#### PROBLEM DETAILS
Report back every line below that carries the word "title".

[Stored entries]
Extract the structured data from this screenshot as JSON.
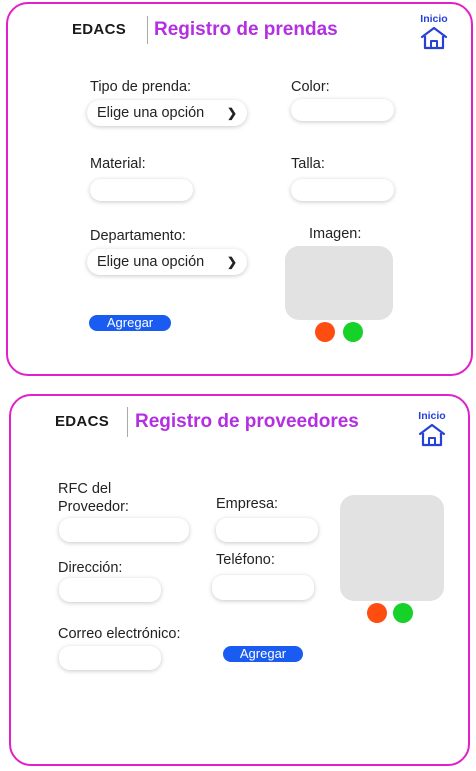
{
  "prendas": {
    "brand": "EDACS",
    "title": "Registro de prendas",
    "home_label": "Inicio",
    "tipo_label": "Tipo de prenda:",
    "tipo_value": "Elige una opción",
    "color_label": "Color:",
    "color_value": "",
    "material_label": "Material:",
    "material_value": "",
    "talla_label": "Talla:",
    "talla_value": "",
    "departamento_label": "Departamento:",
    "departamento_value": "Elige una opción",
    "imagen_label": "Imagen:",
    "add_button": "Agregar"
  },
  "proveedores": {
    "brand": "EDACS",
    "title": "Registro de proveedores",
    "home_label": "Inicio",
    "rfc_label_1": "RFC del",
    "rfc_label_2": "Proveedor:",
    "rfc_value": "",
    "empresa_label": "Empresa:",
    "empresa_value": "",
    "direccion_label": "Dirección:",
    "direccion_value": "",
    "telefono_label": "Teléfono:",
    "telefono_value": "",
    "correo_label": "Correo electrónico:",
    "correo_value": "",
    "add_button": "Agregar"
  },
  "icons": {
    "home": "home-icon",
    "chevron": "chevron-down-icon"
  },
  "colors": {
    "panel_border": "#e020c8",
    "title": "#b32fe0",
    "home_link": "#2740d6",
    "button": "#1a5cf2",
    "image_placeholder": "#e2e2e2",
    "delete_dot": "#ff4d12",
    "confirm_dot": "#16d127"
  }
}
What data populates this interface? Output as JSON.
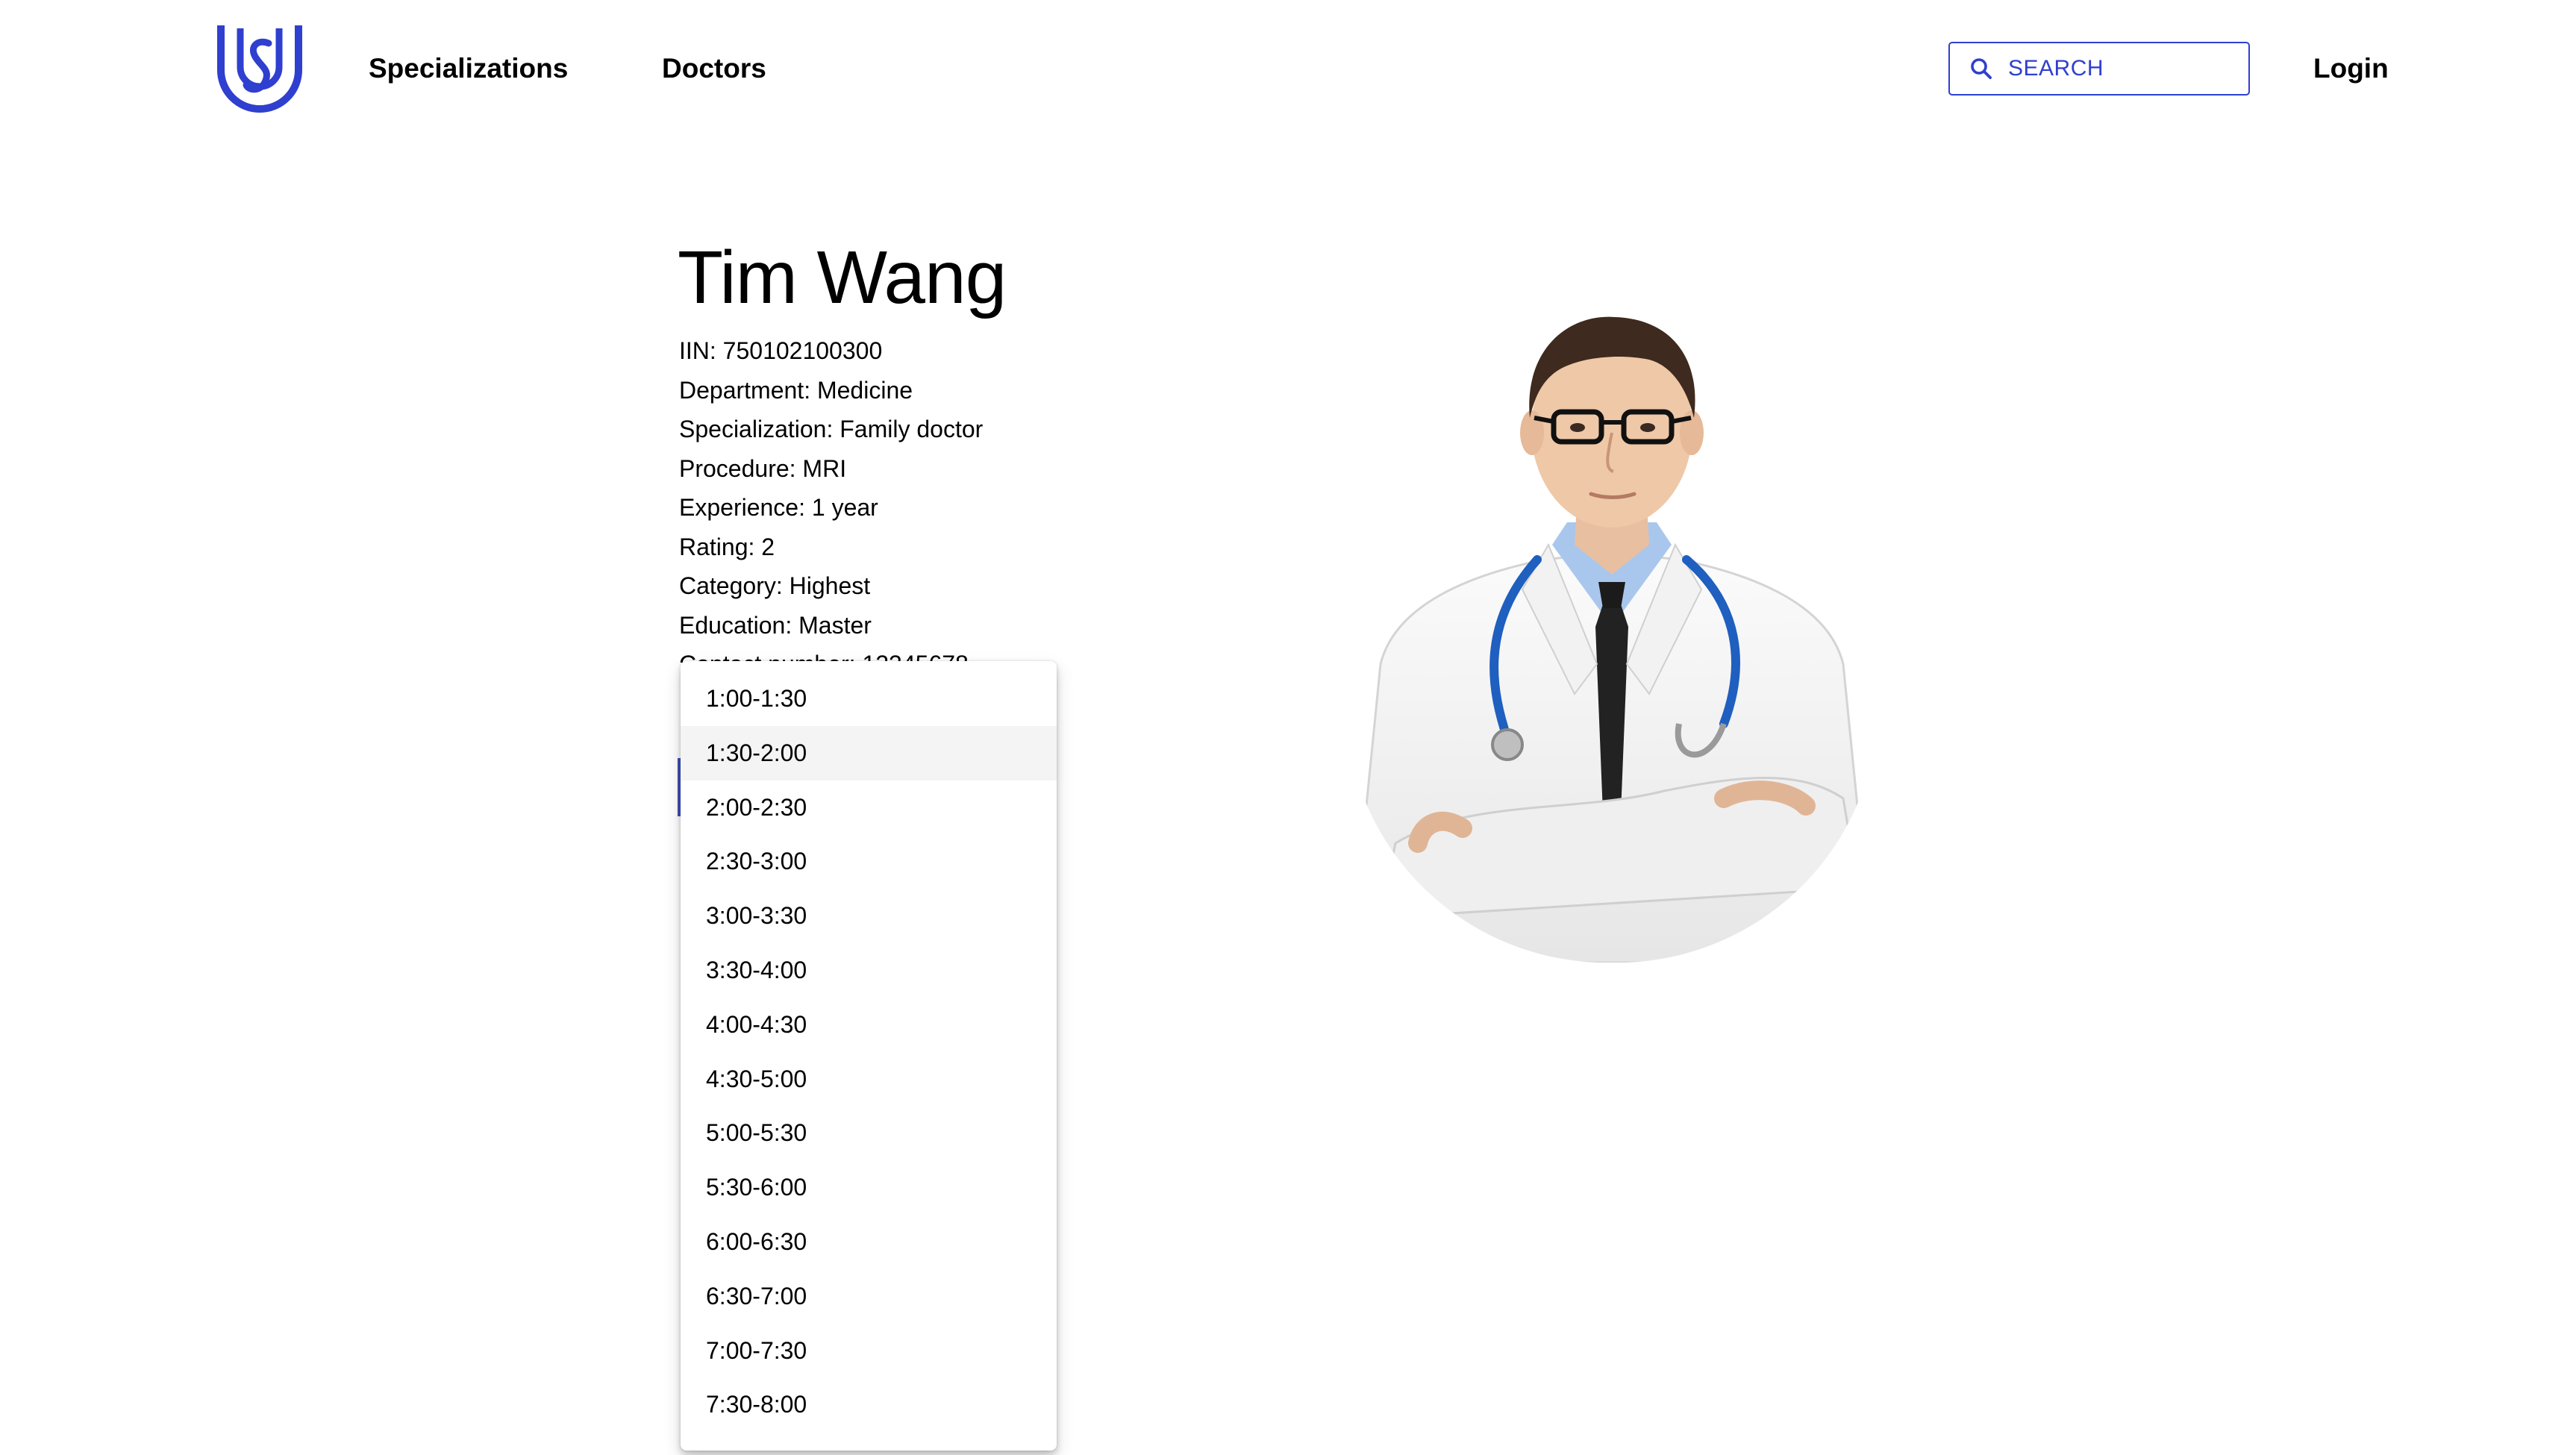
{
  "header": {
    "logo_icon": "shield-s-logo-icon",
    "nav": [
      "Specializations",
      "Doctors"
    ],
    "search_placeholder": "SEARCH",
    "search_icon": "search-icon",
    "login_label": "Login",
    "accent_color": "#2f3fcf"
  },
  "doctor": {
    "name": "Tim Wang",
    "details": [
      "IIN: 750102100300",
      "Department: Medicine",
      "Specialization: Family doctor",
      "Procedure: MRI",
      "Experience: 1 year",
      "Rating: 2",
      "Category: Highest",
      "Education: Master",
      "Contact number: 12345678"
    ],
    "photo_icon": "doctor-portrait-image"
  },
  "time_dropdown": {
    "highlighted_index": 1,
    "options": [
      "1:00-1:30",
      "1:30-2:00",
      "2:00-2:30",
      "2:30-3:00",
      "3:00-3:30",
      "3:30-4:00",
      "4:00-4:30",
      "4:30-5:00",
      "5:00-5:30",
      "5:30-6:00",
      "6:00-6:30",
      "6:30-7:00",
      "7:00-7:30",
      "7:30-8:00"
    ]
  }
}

#### RESPONSE TO THE EXERCISE
    "title": "Registro de prendas",
    "title": "Registro de proveedores",
    "title": "#b32fe0",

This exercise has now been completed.